Task directions
Give the entries again exactly; drop the pictures.

+++ Task material +++

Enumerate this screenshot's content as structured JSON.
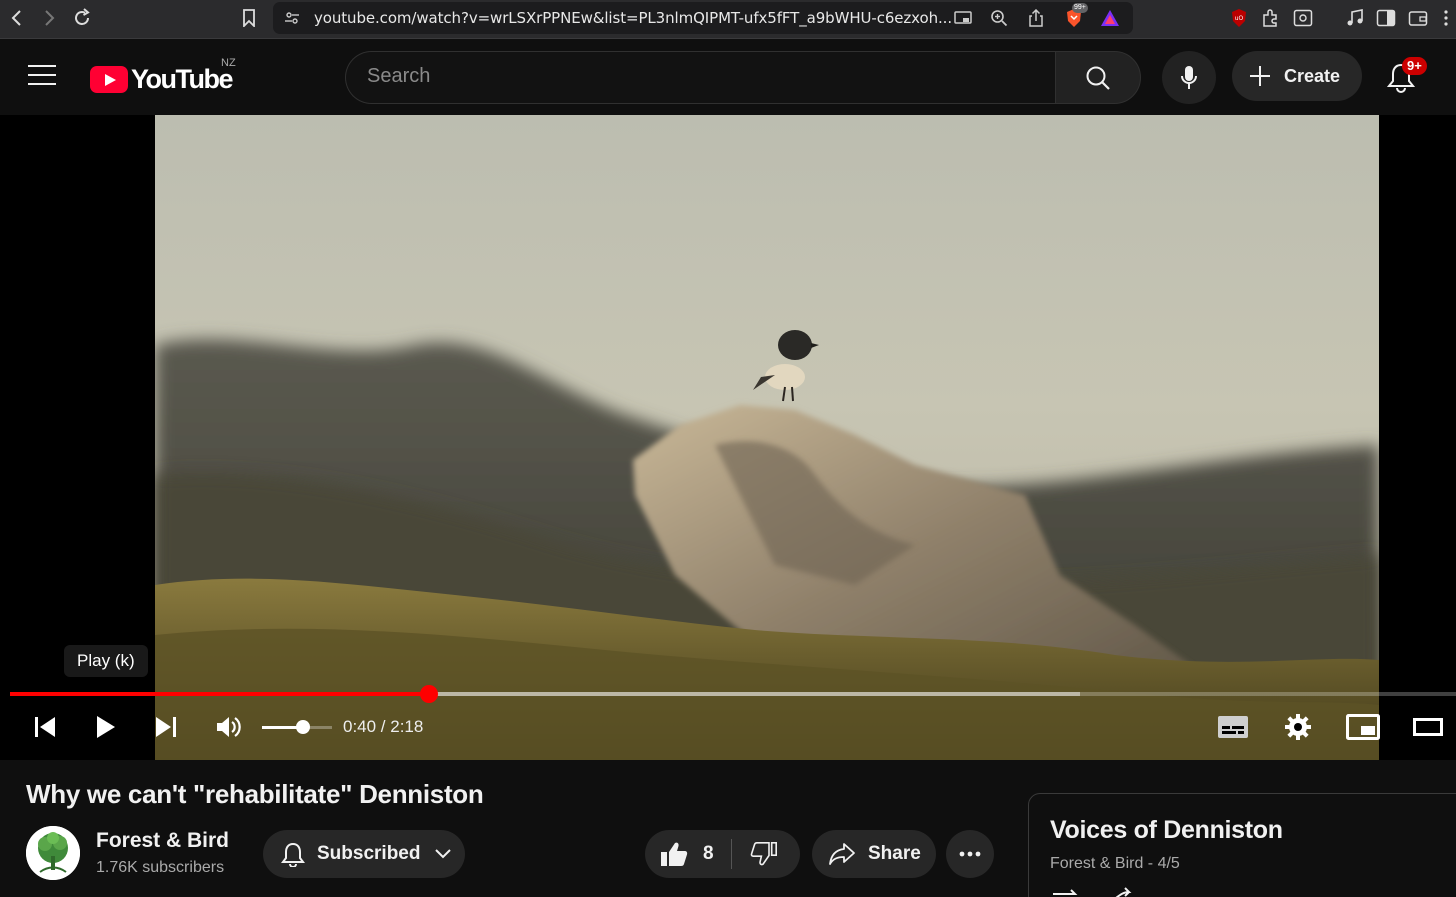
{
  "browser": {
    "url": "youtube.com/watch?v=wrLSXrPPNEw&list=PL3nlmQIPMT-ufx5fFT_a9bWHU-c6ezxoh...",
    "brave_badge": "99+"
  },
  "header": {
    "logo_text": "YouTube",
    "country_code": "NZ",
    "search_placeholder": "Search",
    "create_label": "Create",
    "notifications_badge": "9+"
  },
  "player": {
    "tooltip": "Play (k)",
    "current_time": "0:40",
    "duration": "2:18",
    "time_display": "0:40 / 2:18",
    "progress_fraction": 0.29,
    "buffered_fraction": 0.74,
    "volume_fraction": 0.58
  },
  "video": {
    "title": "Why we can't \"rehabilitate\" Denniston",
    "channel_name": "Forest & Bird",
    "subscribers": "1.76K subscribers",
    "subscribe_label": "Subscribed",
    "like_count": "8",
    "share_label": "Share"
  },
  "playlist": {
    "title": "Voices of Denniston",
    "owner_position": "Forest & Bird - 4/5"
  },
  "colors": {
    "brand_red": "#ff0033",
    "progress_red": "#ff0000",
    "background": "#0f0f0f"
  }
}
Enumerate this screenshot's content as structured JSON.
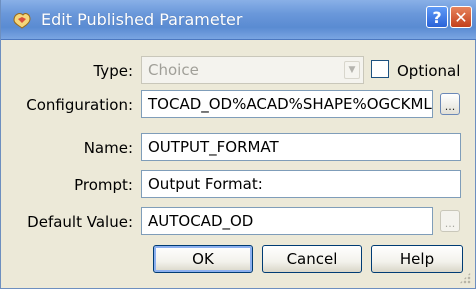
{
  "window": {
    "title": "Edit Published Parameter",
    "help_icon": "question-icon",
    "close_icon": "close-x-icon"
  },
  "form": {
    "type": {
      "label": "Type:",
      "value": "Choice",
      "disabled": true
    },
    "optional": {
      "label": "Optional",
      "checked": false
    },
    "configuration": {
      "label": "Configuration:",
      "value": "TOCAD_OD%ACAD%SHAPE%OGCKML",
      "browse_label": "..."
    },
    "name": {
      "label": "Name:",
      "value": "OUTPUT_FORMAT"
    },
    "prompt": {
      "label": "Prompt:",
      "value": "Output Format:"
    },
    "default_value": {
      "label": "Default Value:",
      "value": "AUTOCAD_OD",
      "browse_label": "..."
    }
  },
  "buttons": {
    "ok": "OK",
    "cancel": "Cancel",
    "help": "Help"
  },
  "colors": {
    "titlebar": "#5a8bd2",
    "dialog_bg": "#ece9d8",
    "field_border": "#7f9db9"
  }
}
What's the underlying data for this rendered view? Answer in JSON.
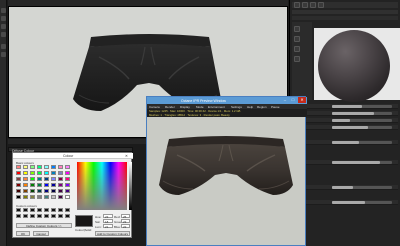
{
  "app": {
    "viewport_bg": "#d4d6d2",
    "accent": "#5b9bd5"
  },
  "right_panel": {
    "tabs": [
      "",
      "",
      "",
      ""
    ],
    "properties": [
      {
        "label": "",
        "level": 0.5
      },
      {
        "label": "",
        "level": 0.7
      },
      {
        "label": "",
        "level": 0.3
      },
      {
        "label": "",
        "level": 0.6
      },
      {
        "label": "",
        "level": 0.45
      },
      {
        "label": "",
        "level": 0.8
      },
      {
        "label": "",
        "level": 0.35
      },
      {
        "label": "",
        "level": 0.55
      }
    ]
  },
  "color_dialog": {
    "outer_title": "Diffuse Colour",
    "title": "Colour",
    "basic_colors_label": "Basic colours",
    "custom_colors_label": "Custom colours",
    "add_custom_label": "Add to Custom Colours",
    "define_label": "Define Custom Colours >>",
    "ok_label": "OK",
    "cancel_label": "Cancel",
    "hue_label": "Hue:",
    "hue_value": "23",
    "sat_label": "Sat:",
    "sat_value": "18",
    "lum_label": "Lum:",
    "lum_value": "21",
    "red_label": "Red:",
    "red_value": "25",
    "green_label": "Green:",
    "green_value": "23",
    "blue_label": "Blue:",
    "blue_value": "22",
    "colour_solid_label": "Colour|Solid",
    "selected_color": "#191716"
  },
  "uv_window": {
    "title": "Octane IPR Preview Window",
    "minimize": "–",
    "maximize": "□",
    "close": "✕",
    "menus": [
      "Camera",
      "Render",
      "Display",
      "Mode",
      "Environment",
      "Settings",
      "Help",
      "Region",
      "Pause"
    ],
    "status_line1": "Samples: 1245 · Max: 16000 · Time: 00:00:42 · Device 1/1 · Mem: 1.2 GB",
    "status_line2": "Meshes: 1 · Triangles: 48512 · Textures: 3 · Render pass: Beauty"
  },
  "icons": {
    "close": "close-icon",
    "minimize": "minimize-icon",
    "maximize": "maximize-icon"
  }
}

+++

Expected answer
Enumerate this screenshot's content as structured JSON.
{
  "browser": {
    "url": "youtube.com/watch?v=wrLSXrPPNEw&list=PL3nlmQIPMT-ufx5fFT_a9bWHU-c6ezxoh...",
    "brave_badge": "99+"
  },
  "header": {
    "logo_text": "YouTube",
    "country_code": "NZ",
    "search_placeholder": "Search",
    "create_label": "Create",
    "notifications_badge": "9+"
  },
  "player": {
    "tooltip": "Play (k)",
    "current_time": "0:40",
    "duration": "2:18",
    "time_display": "0:40 / 2:18",
    "progress_fraction": 0.29,
    "buffered_fraction": 0.74,
    "volume_fraction": 0.58
  },
  "video": {
    "title": "Why we can't \"rehabilitate\" Denniston",
    "channel_name": "Forest & Bird",
    "subscribers": "1.76K subscribers",
    "subscribe_label": "Subscribed",
    "like_count": "8",
    "share_label": "Share"
  },
  "playlist": {
    "title": "Voices of Denniston",
    "owner_position": "Forest & Bird - 4/5"
  },
  "colors": {
    "brand_red": "#ff0033",
    "progress_red": "#ff0000",
    "background": "#0f0f0f"
  }
}
Enumerate this screenshot's content as structured JSON.
{
  "window": {
    "title": "Edit Published Parameter",
    "help_icon": "question-icon",
    "close_icon": "close-x-icon"
  },
  "form": {
    "type": {
      "label": "Type:",
      "value": "Choice",
      "disabled": true
    },
    "optional": {
      "label": "Optional",
      "checked": false
    },
    "configuration": {
      "label": "Configuration:",
      "value": "TOCAD_OD%ACAD%SHAPE%OGCKML",
      "browse_label": "..."
    },
    "name": {
      "label": "Name:",
      "value": "OUTPUT_FORMAT"
    },
    "prompt": {
      "label": "Prompt:",
      "value": "Output Format:"
    },
    "default_value": {
      "label": "Default Value:",
      "value": "AUTOCAD_OD",
      "browse_label": "..."
    }
  },
  "buttons": {
    "ok": "OK",
    "cancel": "Cancel",
    "help": "Help"
  },
  "colors": {
    "titlebar": "#5a8bd2",
    "dialog_bg": "#ece9d8",
    "field_border": "#7f9db9"
  }
}
What's the underlying data for this rendered view? Answer in JSON.
{
  "app": {
    "viewport_bg": "#d4d6d2",
    "accent": "#5b9bd5"
  },
  "right_panel": {
    "tabs": [
      "",
      "",
      "",
      ""
    ],
    "properties": [
      {
        "label": "",
        "level": 0.5
      },
      {
        "label": "",
        "level": 0.7
      },
      {
        "label": "",
        "level": 0.3
      },
      {
        "label": "",
        "level": 0.6
      },
      {
        "label": "",
        "level": 0.45
      },
      {
        "label": "",
        "level": 0.8
      },
      {
        "label": "",
        "level": 0.35
      },
      {
        "label": "",
        "level": 0.55
      }
    ]
  },
  "color_dialog": {
    "outer_title": "Diffuse Colour",
    "title": "Colour",
    "basic_colors_label": "Basic colours",
    "custom_colors_label": "Custom colours",
    "add_custom_label": "Add to Custom Colours",
    "define_label": "Define Custom Colours >>",
    "ok_label": "OK",
    "cancel_label": "Cancel",
    "hue_label": "Hue:",
    "hue_value": "23",
    "sat_label": "Sat:",
    "sat_value": "18",
    "lum_label": "Lum:",
    "lum_value": "21",
    "red_label": "Red:",
    "red_value": "25",
    "green_label": "Green:",
    "green_value": "23",
    "blue_label": "Blue:",
    "blue_value": "22",
    "colour_solid_label": "Colour|Solid",
    "selected_color": "#191716"
  },
  "uv_window": {
    "title": "Octane IPR Preview Window",
    "minimize": "–",
    "maximize": "□",
    "close": "✕",
    "menus": [
      "Camera",
      "Render",
      "Display",
      "Mode",
      "Environment",
      "Settings",
      "Help",
      "Region",
      "Pause"
    ],
    "status_line1": "Samples: 1245 · Max: 16000 · Time: 00:00:42 · Device 1/1 · Mem: 1.2 GB",
    "status_line2": "Meshes: 1 · Triangles: 48512 · Textures: 3 · Render pass: Beauty"
  },
  "icons": {
    "close": "close-icon",
    "minimize": "minimize-icon",
    "maximize": "maximize-icon"
  }
}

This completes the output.